San Francisco’s living costs can add up quickly, so it’s crucial to stick to your budget religiously. Consider the cost of public transportation like BART and Muni, or if you have a car, the cost of insurance and parking (good luck with that, by the way).
Many of the city’s neighborhoods require residential parking permits, and in places where they don’t, finding a parking spot can be akin to finding treasure. Plan wisely!
Tips on Settling Into Your New Place
Congratulations, you’ve moved into your new place! Now what? Well, first things first, make it yours. Decorate the way you like, but remember that you’re now responsible for this space. Keep it clean and organized so it becomes a home rather than just a place where you sleep.
Get to know your neighborhood. The Bay Area has a multitude of diverse communities, each with its own character. Explore local eateries, find out where the nearest grocery store is, and maybe even join a community group.
Establishing yourself as part of the community will not only make you feel more at home but will also expand your social network, which is always a good thing in a city as dynamic as San Francisco.
Building a Safety Net: The Importance of an Emergency Fund
If you’re moving out for the first time, especially in an expensive area like the Bay Area, having a financial safety net is crucial (even though most young adults don’t think about this at all). An emergency fund can be your lifeline when unexpected situations arise — think medical emergencies, sudden job loss, or even a hefty car repair bill. Aim to save at least three to six months’ worth of living expenses.
While that might seem like a daunting task given the high cost of living, remember that this fund is for emergencies only, and building it up over time is better than not having one at all.
Setting aside a small portion of your income each month can make a significant impact in the long run. Automate this process by setting up a direct deposit from your primary account into a dedicated savings account.
Having an emergency fund not only provides a sense of financial security but also allows you to enjoy your newfound independence without the looming fear of a financial setback throwing you off course.
The Emotional Transition: How to Manage Homesickness and New Responsibilities
The emotional aspects of moving out are often overlooked but are equally significant. Leaving your parents’ home means adjusting to a new environment, managing household chores, and dealing with homesickness. The Bay Area might be bustling with excitement, but it’s natural to miss the comfort and familiarity of your old home.

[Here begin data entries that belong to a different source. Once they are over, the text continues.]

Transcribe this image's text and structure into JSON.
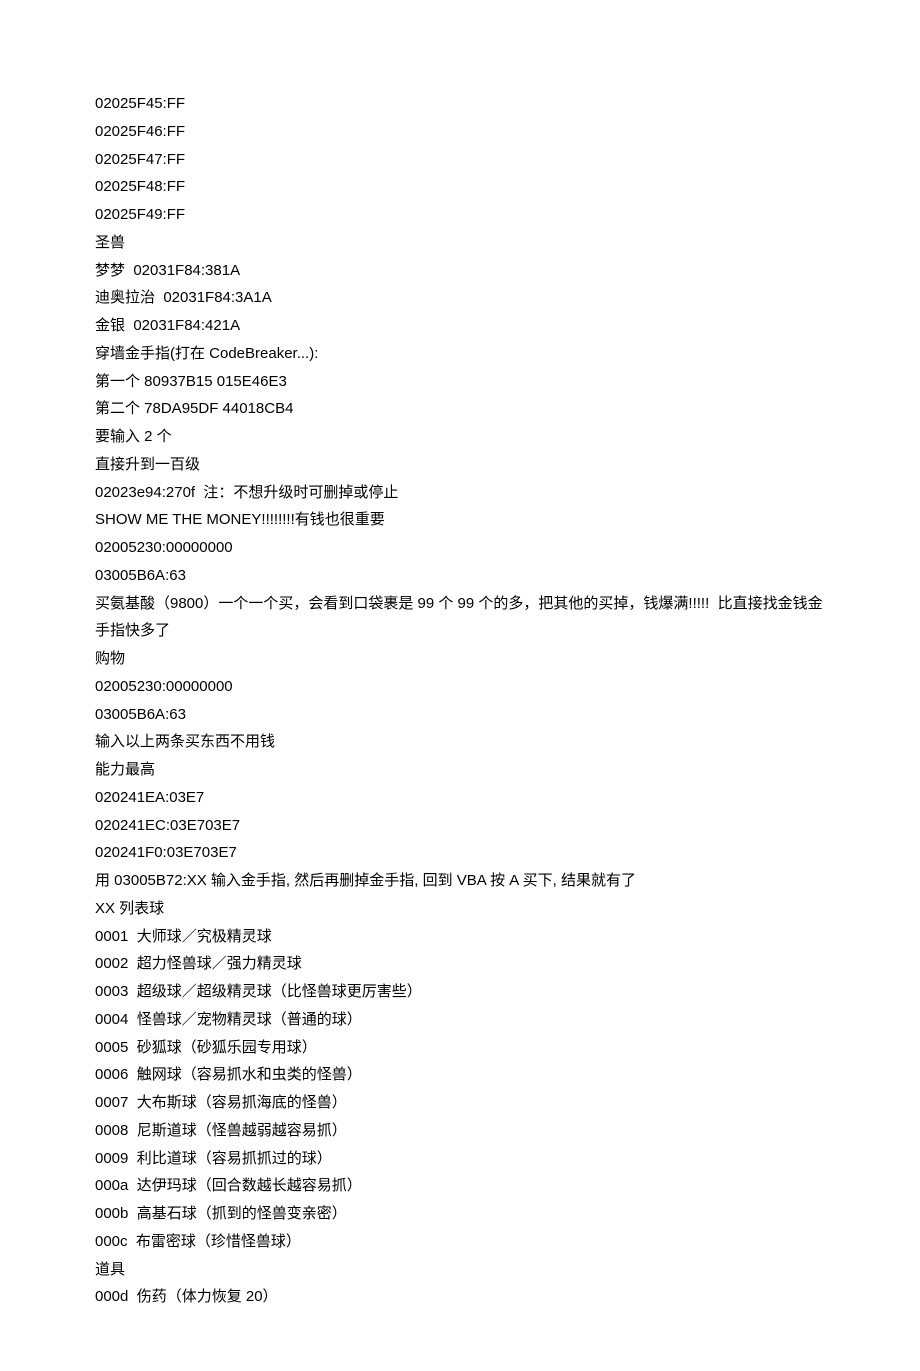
{
  "lines": [
    "02025F45:FF",
    "02025F46:FF",
    "02025F47:FF",
    "02025F48:FF",
    "02025F49:FF",
    "圣兽",
    "梦梦  02031F84:381A",
    "迪奥拉治  02031F84:3A1A",
    "金银  02031F84:421A",
    "穿墙金手指(打在 CodeBreaker...):",
    "第一个 80937B15 015E46E3",
    "第二个 78DA95DF 44018CB4",
    "要输入 2 个",
    "直接升到一百级",
    "02023e94:270f  注：不想升级时可删掉或停止",
    "SHOW ME THE MONEY!!!!!!!!有钱也很重要",
    "02005230:00000000",
    "03005B6A:63",
    "买氨基酸（9800）一个一个买，会看到口袋裹是 99 个 99 个的多，把其他的买掉，钱爆满!!!!!  比直接找金钱金手指快多了",
    "购物",
    "02005230:00000000",
    "03005B6A:63",
    "输入以上两条买东西不用钱",
    "能力最高",
    "020241EA:03E7",
    "020241EC:03E703E7",
    "020241F0:03E703E7",
    "用 03005B72:XX 输入金手指, 然后再删掉金手指, 回到 VBA 按 A 买下, 结果就有了",
    "XX 列表球",
    "0001  大师球／究极精灵球",
    "0002  超力怪兽球／强力精灵球",
    "0003  超级球／超级精灵球（比怪兽球更厉害些）",
    "0004  怪兽球／宠物精灵球（普通的球）",
    "0005  砂狐球（砂狐乐园专用球）",
    "0006  触网球（容易抓水和虫类的怪兽）",
    "0007  大布斯球（容易抓海底的怪兽）",
    "0008  尼斯道球（怪兽越弱越容易抓）",
    "0009  利比道球（容易抓抓过的球）",
    "000a  达伊玛球（回合数越长越容易抓）",
    "000b  高基石球（抓到的怪兽变亲密）",
    "000c  布雷密球（珍惜怪兽球）",
    "道具",
    "000d  伤药（体力恢复 20）"
  ]
}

To combat homesickness, try to establish a routine as soon as you move in. Familiarity can breed comfort, making the transition easier. Keep in touch with your family and old friends, but also make an effort to socialize and meet new people.
Whether you’re in Berkeley, Oakland, or San Francisco itself, the Bay Area is filled with community events, hobbyist groups, and opportunities to socialize. Engaging with your new community can alleviate feelings of loneliness and help you feel more integrated into your new life.

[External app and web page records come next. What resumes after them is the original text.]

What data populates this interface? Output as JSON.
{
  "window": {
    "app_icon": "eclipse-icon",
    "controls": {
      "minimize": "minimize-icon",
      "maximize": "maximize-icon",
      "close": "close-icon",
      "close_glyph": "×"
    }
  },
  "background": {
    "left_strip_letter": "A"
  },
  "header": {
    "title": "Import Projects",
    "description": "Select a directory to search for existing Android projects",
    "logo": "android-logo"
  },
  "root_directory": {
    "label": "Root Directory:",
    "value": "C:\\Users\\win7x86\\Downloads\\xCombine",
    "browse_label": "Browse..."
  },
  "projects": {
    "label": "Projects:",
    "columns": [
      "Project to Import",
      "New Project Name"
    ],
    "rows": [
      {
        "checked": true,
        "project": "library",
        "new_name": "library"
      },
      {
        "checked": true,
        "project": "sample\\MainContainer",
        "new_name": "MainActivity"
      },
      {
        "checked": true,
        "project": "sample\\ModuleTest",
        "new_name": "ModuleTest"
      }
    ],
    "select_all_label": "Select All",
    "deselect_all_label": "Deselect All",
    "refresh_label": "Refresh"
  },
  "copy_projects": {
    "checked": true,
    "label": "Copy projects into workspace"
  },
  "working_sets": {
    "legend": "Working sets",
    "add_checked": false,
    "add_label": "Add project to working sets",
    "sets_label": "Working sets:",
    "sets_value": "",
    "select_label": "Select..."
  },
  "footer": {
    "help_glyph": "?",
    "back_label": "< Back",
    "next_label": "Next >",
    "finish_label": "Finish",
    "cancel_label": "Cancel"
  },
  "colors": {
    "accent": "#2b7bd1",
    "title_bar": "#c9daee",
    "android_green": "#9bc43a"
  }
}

Final Thoughts on Moving Out
Living on your own comes with a set of challenges, but it’s also incredibly rewarding. From learning how to cook or at least how to order takeout efficiently to managing your bills and figuring out what to do when the sink clogs, you’ll gain life skills that are both essential and empowering.
So here’s to new beginnings in the city by the bay!